Quote from NHDEMN
Sorry folks. I just found this thread.
I too am an UNH DEMN student. (one of two males in this class) Although I am in the second batch and as such I am just starting my summer courses. Those of us in the Class of 2007 do thank the Class of 2006 for paving the way. However, not all the bugs have been ironed out.
Yes. this program is new. Yes, it is intense. Sixty-four credits in the first year of study leading to the NCLEX. One has to be flexible and have a sense of humor. (the advice we are all given) Information is crammed into you and you must be prepared to study, study, study. There are a few weeks off but not very many.
It helps if you have a supportive family network of some kind and a source of income. This program is expensive due to the "extra" credit hours abouve the normal graduate load of 9-12 per semester. This past spring we have taken 26 credits. The cost for the first year is well over $20,000 including fees and books etc. The remaining year-and-a-half is at a normal graduate level pace and thus normal cost.
We do (will) have a lot of clinical experience before taking the NCLEX. Generally, two days (16 hours) each week in the clinical setting. I am now in my community rotation and again 16 hours per week in clinical. Additionally, after passage of the NCLEX you can work as an RN and complete the graduate studies portion of this program (1.5 additional years)
The program is designed for those whose undergraduate degree is in a field other than nursing. Mine was Parks Recreation and Tourism (concentration in environmental education). Many of my classmates have had some experience with health care. I was an EMT in college and with the National Park Service more than a decade ago.
I would encourage anyone to consider this program. But you must have a thick skin also as many RN's out there (and doctors also) are critical of this type of program. We find ourselves frequently defending the program to these people. Our solution is to be the best nursing students possible.
The program at the moment has three tracks after your first year: Education, Clinical nurse leader (see the AACN website for info about this) and a self-designed track.

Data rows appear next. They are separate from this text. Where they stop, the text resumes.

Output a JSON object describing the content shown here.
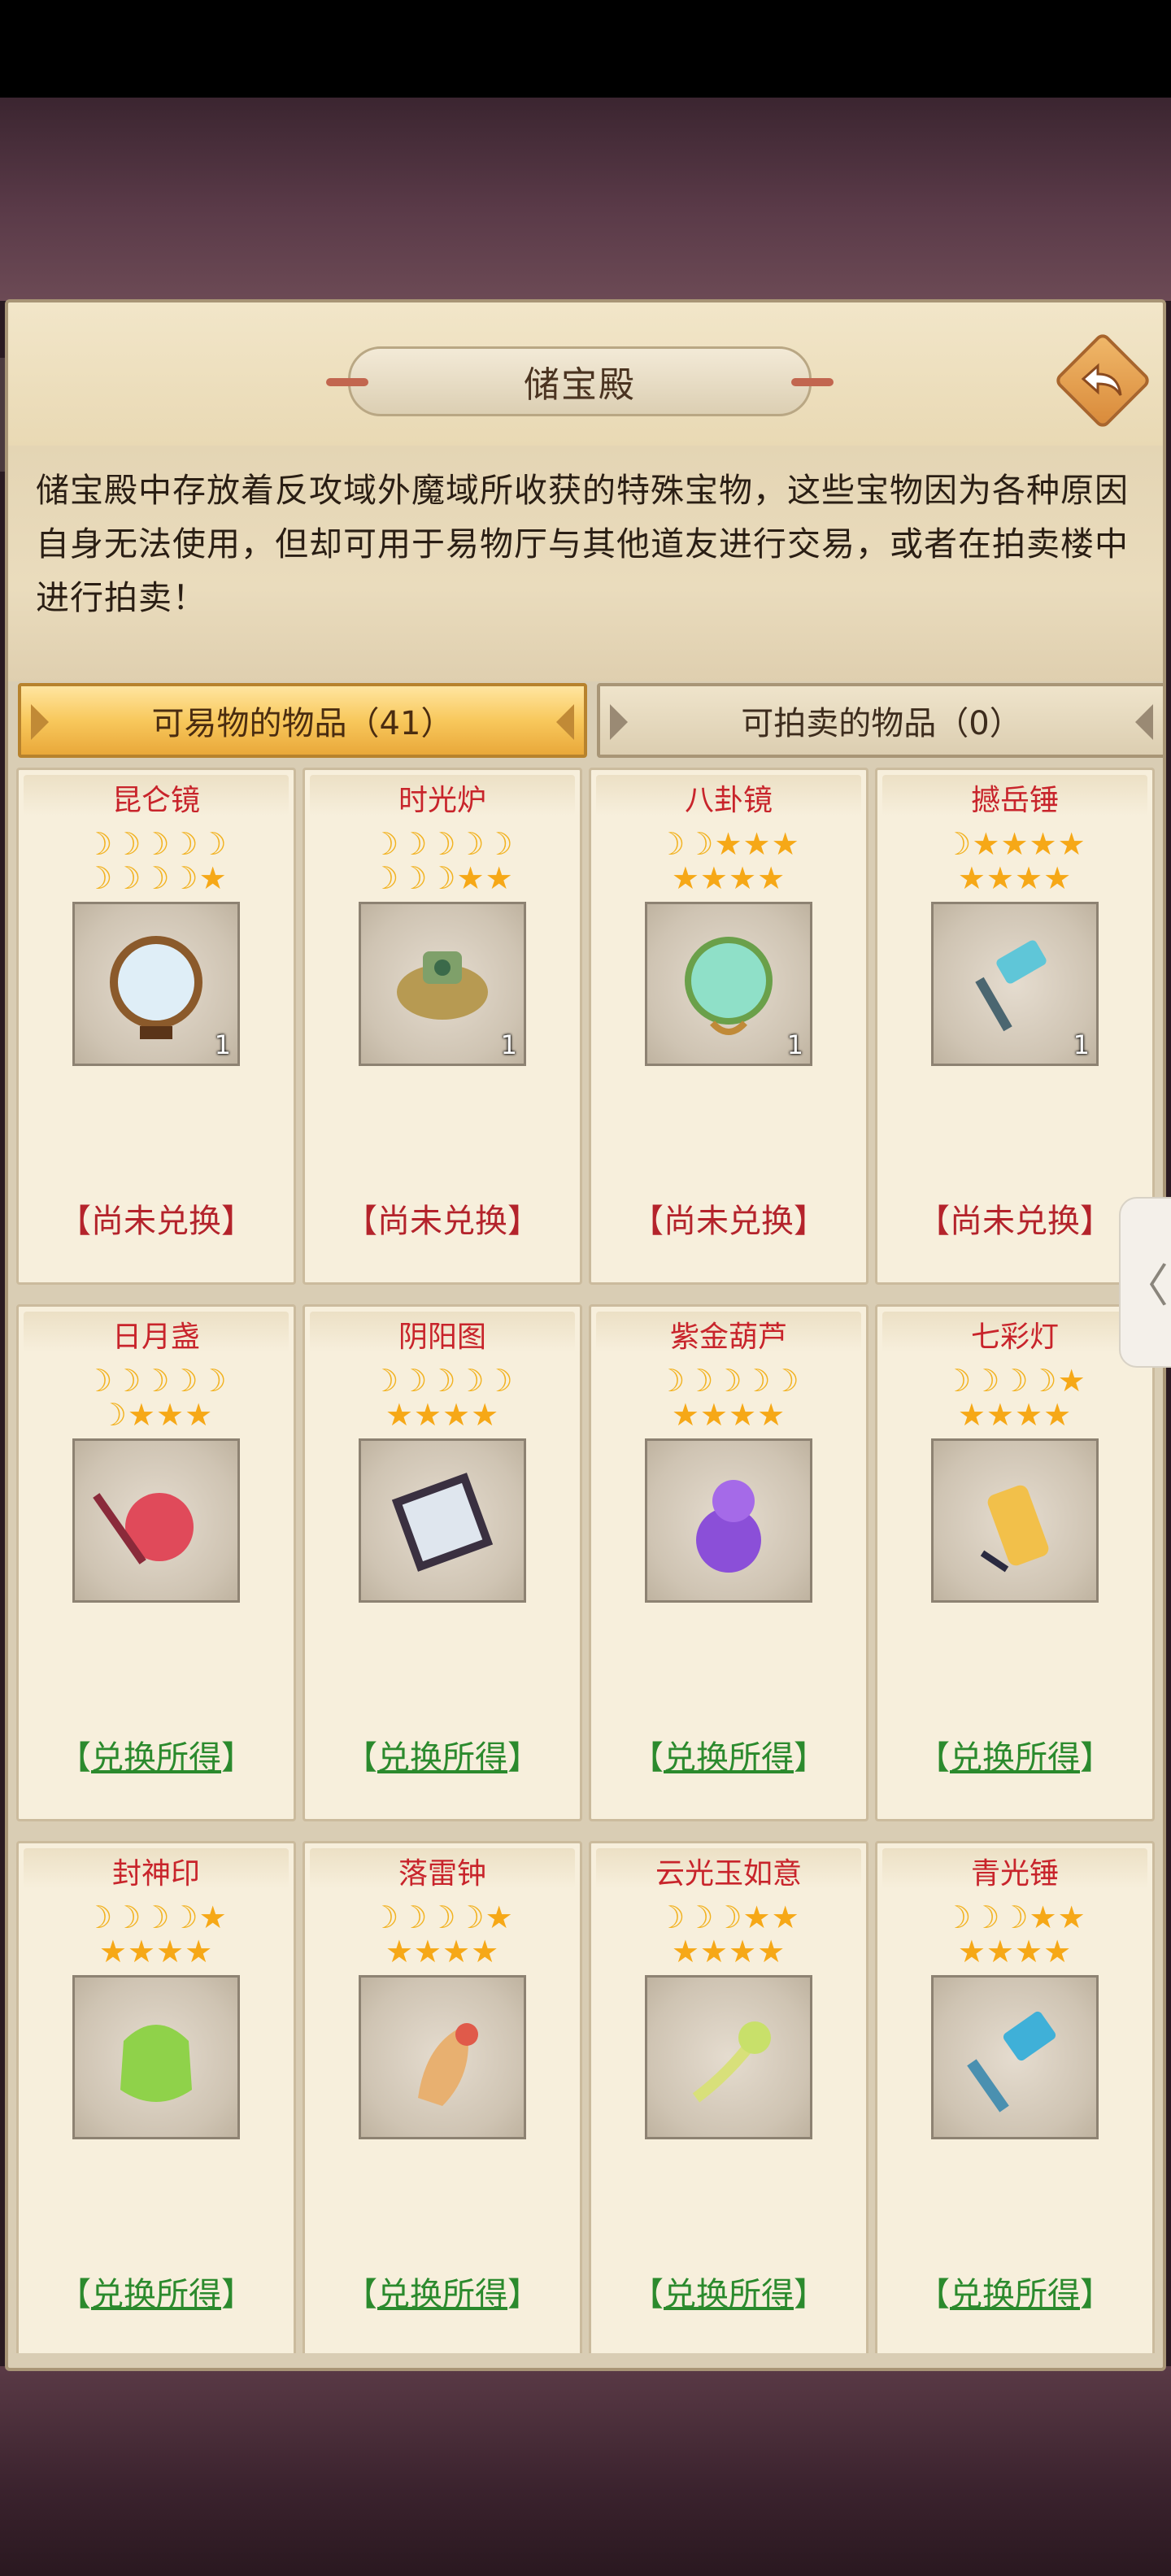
{
  "header": {
    "title": "储宝殿"
  },
  "description": "储宝殿中存放着反攻域外魔域所收获的特殊宝物，这些宝物因为各种原因自身无法使用，但却可用于易物厅与其他道友进行交易，或者在拍卖楼中进行拍卖！",
  "tabs": [
    {
      "label": "可易物的物品（41）",
      "active": true
    },
    {
      "label": "可拍卖的物品（0）",
      "active": false
    }
  ],
  "status_labels": {
    "pending": "【尚未兑换】",
    "done_left": "【",
    "done_text": "兑换所得",
    "done_right": "】"
  },
  "colors": {
    "name_red": "#c8242b",
    "pending_red": "#b4232b",
    "done_green": "#2b8a2d",
    "tab_gold": "#f8c85c"
  },
  "items": [
    {
      "name": "昆仑镜",
      "moons": 9,
      "stars": 1,
      "count": "1",
      "status": "pending",
      "icon": "mirror-icon"
    },
    {
      "name": "时光炉",
      "moons": 8,
      "stars": 2,
      "count": "1",
      "status": "pending",
      "icon": "furnace-icon"
    },
    {
      "name": "八卦镜",
      "moons": 2,
      "stars": 7,
      "count": "1",
      "status": "pending",
      "icon": "bagua-mirror-icon"
    },
    {
      "name": "撼岳锤",
      "moons": 1,
      "stars": 8,
      "count": "1",
      "status": "pending",
      "icon": "hammer-icon"
    },
    {
      "name": "日月盏",
      "moons": 6,
      "stars": 3,
      "count": "",
      "status": "done",
      "icon": "lantern-cup-icon"
    },
    {
      "name": "阴阳图",
      "moons": 5,
      "stars": 4,
      "count": "",
      "status": "done",
      "icon": "scroll-icon"
    },
    {
      "name": "紫金葫芦",
      "moons": 5,
      "stars": 4,
      "count": "",
      "status": "done",
      "icon": "gourd-icon"
    },
    {
      "name": "七彩灯",
      "moons": 4,
      "stars": 5,
      "count": "",
      "status": "done",
      "icon": "lamp-icon"
    },
    {
      "name": "封神印",
      "moons": 4,
      "stars": 5,
      "count": "",
      "status": "done",
      "icon": "seal-icon"
    },
    {
      "name": "落雷钟",
      "moons": 4,
      "stars": 5,
      "count": "",
      "status": "done",
      "icon": "bell-icon"
    },
    {
      "name": "云光玉如意",
      "moons": 3,
      "stars": 6,
      "count": "",
      "status": "done",
      "icon": "ruyi-icon"
    },
    {
      "name": "青光锤",
      "moons": 3,
      "stars": 6,
      "count": "",
      "status": "done",
      "icon": "blue-hammer-icon"
    }
  ]
}
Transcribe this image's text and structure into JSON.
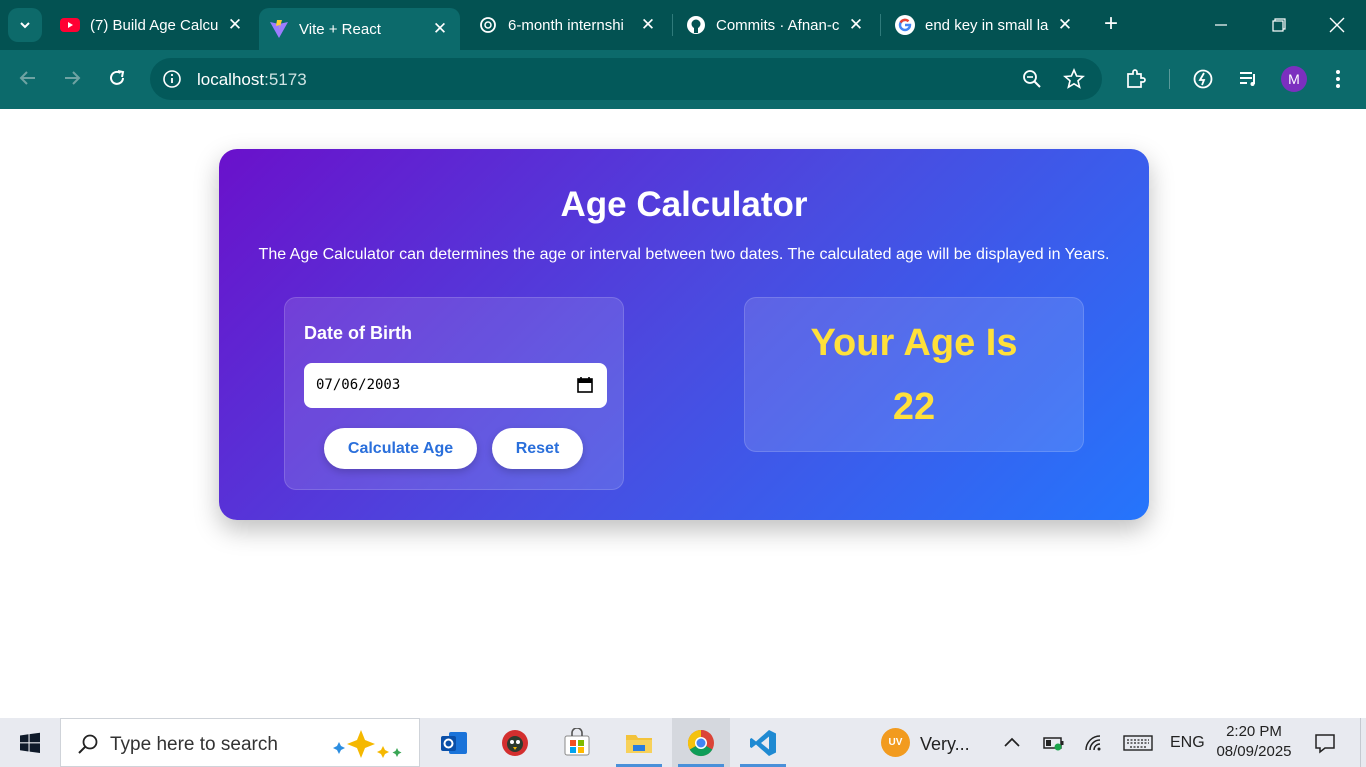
{
  "browser": {
    "tabs": [
      {
        "title": "(7) Build Age Calcu",
        "icon": "youtube-icon"
      },
      {
        "title": "Vite + React",
        "icon": "vite-icon",
        "active": true
      },
      {
        "title": "6-month internshi",
        "icon": "chatgpt-icon"
      },
      {
        "title": "Commits · Afnan-c",
        "icon": "github-icon"
      },
      {
        "title": "end key in small la",
        "icon": "google-icon"
      }
    ],
    "url_host": "localhost",
    "url_port": ":5173",
    "profile_initial": "M"
  },
  "app": {
    "title": "Age Calculator",
    "description": "The Age Calculator can determines the age or interval between two dates. The calculated age will be displayed in Years.",
    "dob_label": "Date of Birth",
    "dob_value": "07/06/2003",
    "calculate_label": "Calculate Age",
    "reset_label": "Reset",
    "result_label": "Your Age Is",
    "result_value": "22"
  },
  "taskbar": {
    "search_placeholder": "Type here to search",
    "weather_text": "Very...",
    "weather_badge": "UV",
    "language": "ENG",
    "time": "2:20 PM",
    "date": "08/09/2025"
  },
  "colors": {
    "browser_frame": "#035252",
    "gradient_start": "#6a11cb",
    "gradient_end": "#2575fc",
    "result_text": "#ffe03a",
    "button_text": "#2a6fdb"
  }
}
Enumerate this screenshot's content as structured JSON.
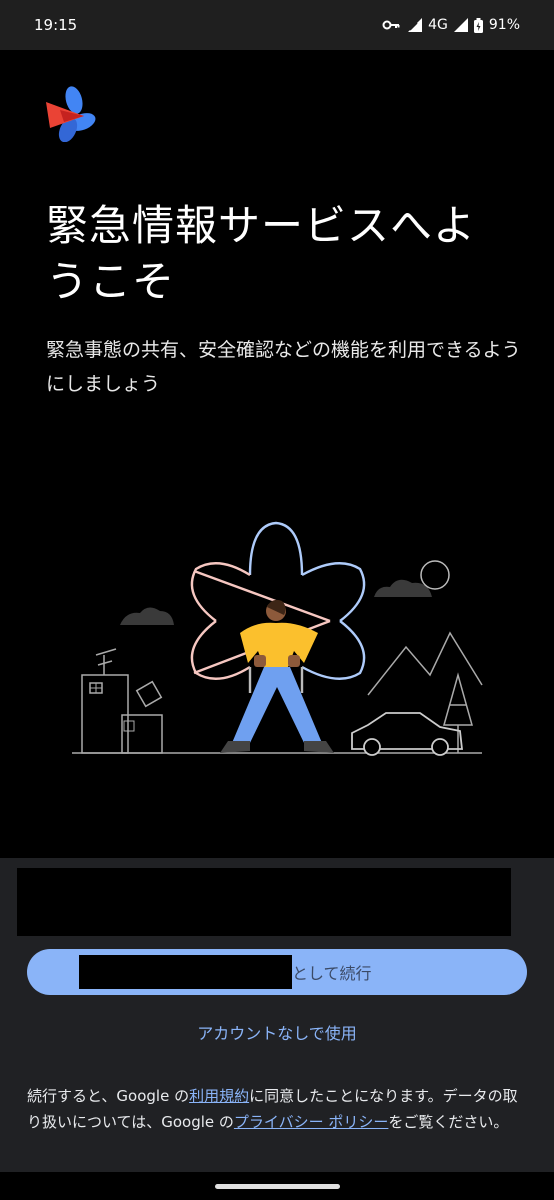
{
  "status_bar": {
    "time": "19:15",
    "network": "4G",
    "battery": "91%",
    "icons": [
      "vpn-key-icon",
      "wifi-icon",
      "signal-icon",
      "battery-icon"
    ]
  },
  "app": {
    "logo": "emergency-info-logo",
    "title": "緊急情報サービスへようこそ",
    "subtitle": "緊急事態の共有、安全確認などの機能を利用できるようにしましょう"
  },
  "illustration": "person-with-safety-symbol-city-mountains-car",
  "account": {
    "continue_suffix": "として続行",
    "no_account_link": "アカウントなしで使用"
  },
  "legal": {
    "part1": "続行すると、Google の",
    "terms_link": "利用規約",
    "part2": "に同意したことになります。データの取り扱いについては、Google の",
    "privacy_link": "プライバシー ポリシー",
    "part3": "をご覧ください。"
  },
  "colors": {
    "accent": "#8ab4f8",
    "sheet_bg": "#202124",
    "illustration_yellow": "#fbc02d",
    "illustration_blue": "#6fa0f0"
  }
}
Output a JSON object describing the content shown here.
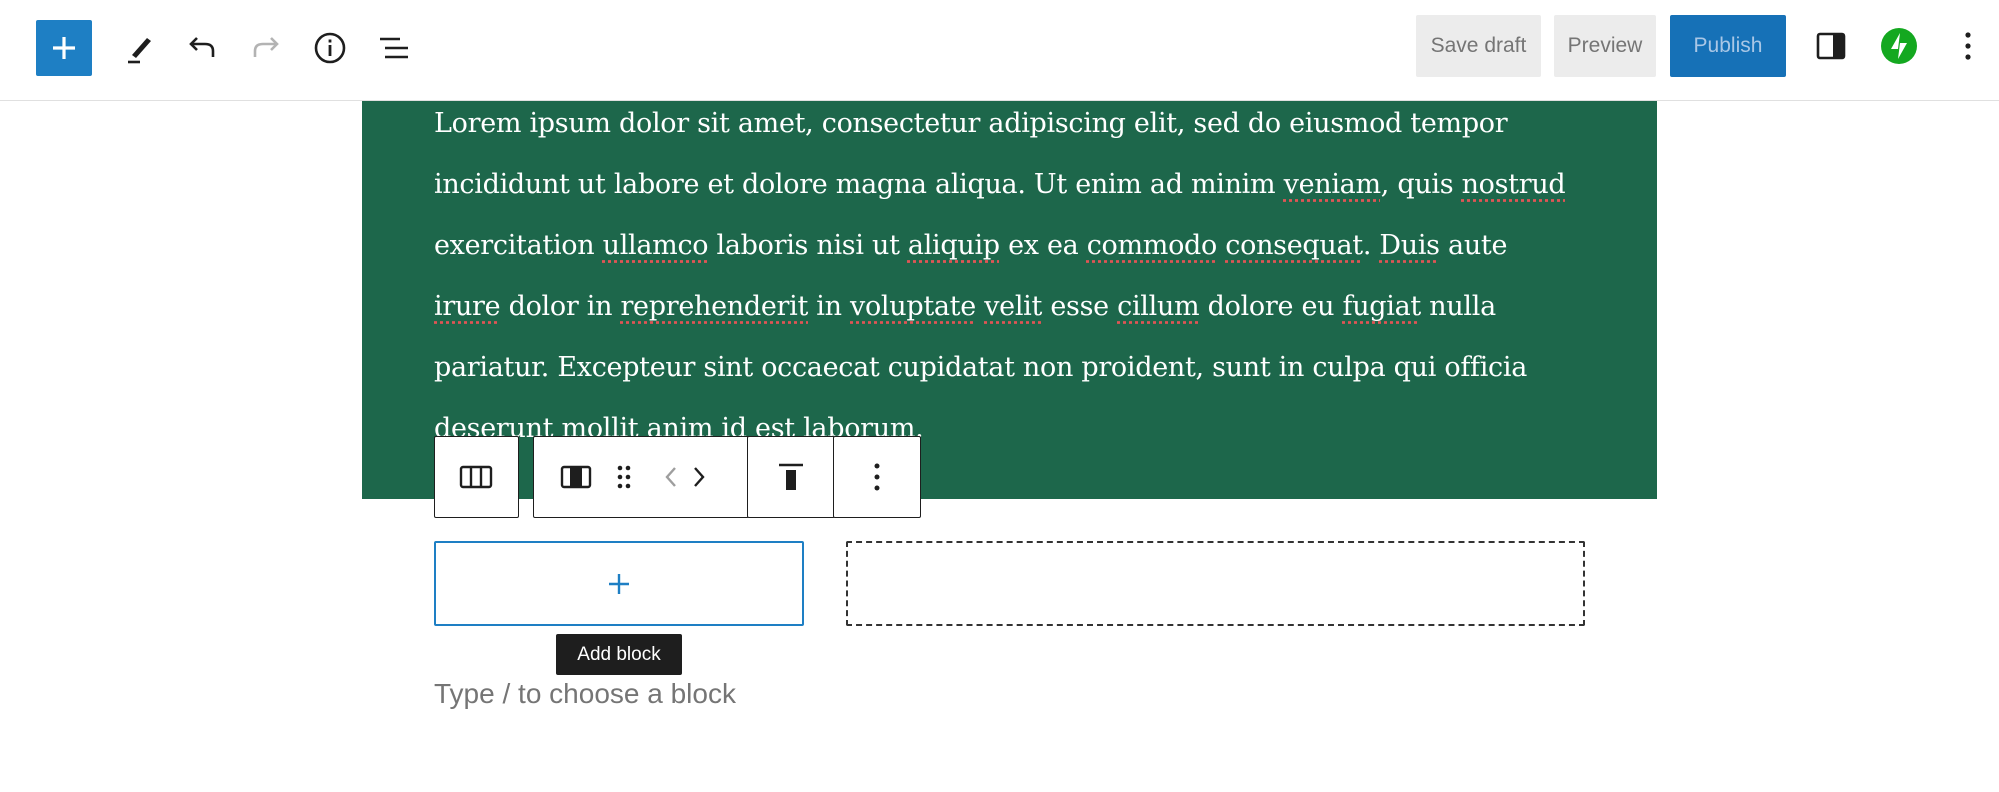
{
  "toolbar": {
    "add_block_icon": "plus-icon",
    "tools_icon": "pencil-icon",
    "undo_icon": "undo-icon",
    "redo_icon": "redo-icon",
    "details_icon": "info-icon",
    "list_view_icon": "list-view-icon",
    "save_draft_label": "Save draft",
    "preview_label": "Preview",
    "publish_label": "Publish",
    "settings_icon": "sidebar-toggle-icon",
    "jetpack_icon": "jetpack-icon",
    "options_icon": "more-vertical-icon",
    "accent_color": "#1e7fc4",
    "jetpack_color": "#14a820"
  },
  "cover": {
    "background_color": "#1d674b",
    "lines": [
      [
        "Lorem ipsum dolor sit amet, consectetur adipiscing elit, sed do eiusmod tempor"
      ],
      [
        "incididunt ut labore et dolore magna aliqua. Ut enim ad minim ",
        "veniam",
        ", quis ",
        "nostrud"
      ],
      [
        "exercitation ",
        "ullamco",
        " laboris nisi ut ",
        "aliquip",
        " ex ea ",
        "commodo",
        " ",
        "consequat",
        ". ",
        "Duis",
        " aute"
      ],
      [
        "irure",
        " dolor in ",
        "reprehenderit",
        " in ",
        "voluptate",
        " ",
        "velit",
        " esse ",
        "cillum",
        " dolore eu ",
        "fugiat",
        " nulla"
      ],
      [
        "pariatur. Excepteur sint occaecat cupidatat non proident, sunt in culpa qui officia"
      ],
      [
        "deserunt mollit anim id est laborum."
      ]
    ]
  },
  "block_toolbar": {
    "parent_icon": "columns-icon",
    "block_type_icon": "column-icon",
    "drag_icon": "drag-handle-icon",
    "move_left_icon": "chevron-left-icon",
    "move_right_icon": "chevron-right-icon",
    "align_icon": "align-top-icon",
    "more_icon": "more-vertical-icon"
  },
  "columns": {
    "add_block_tooltip": "Add block",
    "add_icon": "plus-icon"
  },
  "placeholder": "Type / to choose a block"
}
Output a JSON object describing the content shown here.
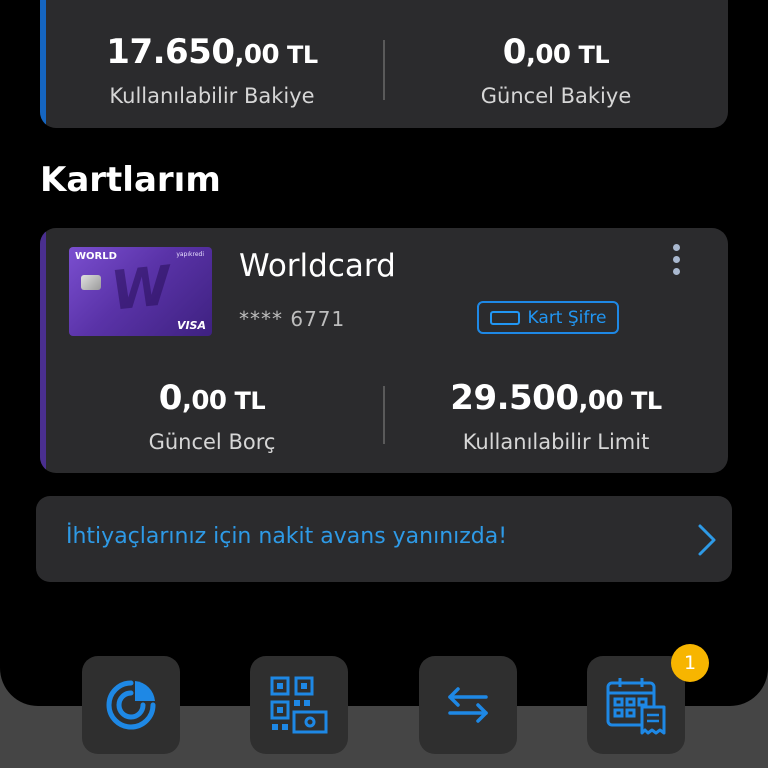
{
  "balance": {
    "available": {
      "whole": "17.650",
      "decimal": ",00",
      "currency": "TL",
      "label": "Kullanılabilir Bakiye"
    },
    "current": {
      "whole": "0",
      "decimal": ",00",
      "currency": "TL",
      "label": "Güncel Bakiye"
    }
  },
  "cards_section": {
    "title": "Kartlarım"
  },
  "card": {
    "name": "Worldcard",
    "masked_number": "**** 6771",
    "image_brand": "WORLD",
    "image_network": "VISA",
    "image_bank": "yapıkredi",
    "pin_button_label": "Kart Şifre",
    "debt": {
      "whole": "0",
      "decimal": ",00",
      "currency": "TL",
      "label": "Güncel Borç"
    },
    "limit": {
      "whole": "29.500",
      "decimal": ",00",
      "currency": "TL",
      "label": "Kullanılabilir Limit"
    }
  },
  "promo": {
    "text": "İhtiyaçlarınız için nakit avans yanınızda!"
  },
  "bottom_nav": {
    "items": [
      {
        "icon": "pie-chart-icon"
      },
      {
        "icon": "qr-money-icon"
      },
      {
        "icon": "transfer-arrows-icon"
      },
      {
        "icon": "calendar-receipt-icon",
        "badge": "1"
      }
    ]
  },
  "colors": {
    "accent_blue": "#1e88e5",
    "badge_yellow": "#f7b500",
    "card_purple": "#4a2f8f"
  }
}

If one is interested, I say go for it. This is no cake walk and is perhaps the toughest and most demanding education I have received so far.
Despite the late info, I hope it helps.
I appreciate your insights, this is very valuable. I've recently decided to put off applying until next year to give me a little more flexibility in completing pre-reqs (since I'm also looking at other programs which have different requirements). I'm excited about the program, but the cost is a big thing for me. As a single homeowner with all the bills that go along with it I'm not sure how I'd be able to afford that first year. Hopefully an extra year will give me some more insights into how to deal with that one.
I'm sorry to hear that you guys have faced criticisms from others in the medical community. I think, as with the ADN vs. BSN debate, it's a matter of what is right for each individual. With the range of choices we have at the current time, I don't think it's fair to say one way is right and another wrong. It may not be what someone would choose for him or herself, but if it works for someone else... well, then they should go for it. I'm confident in my choices and would have no problem dealing with criticism (or ignoring it as necessary), my only concern would be how these attitudes may affect the clinical experiences.
Thanks again, lots to think about...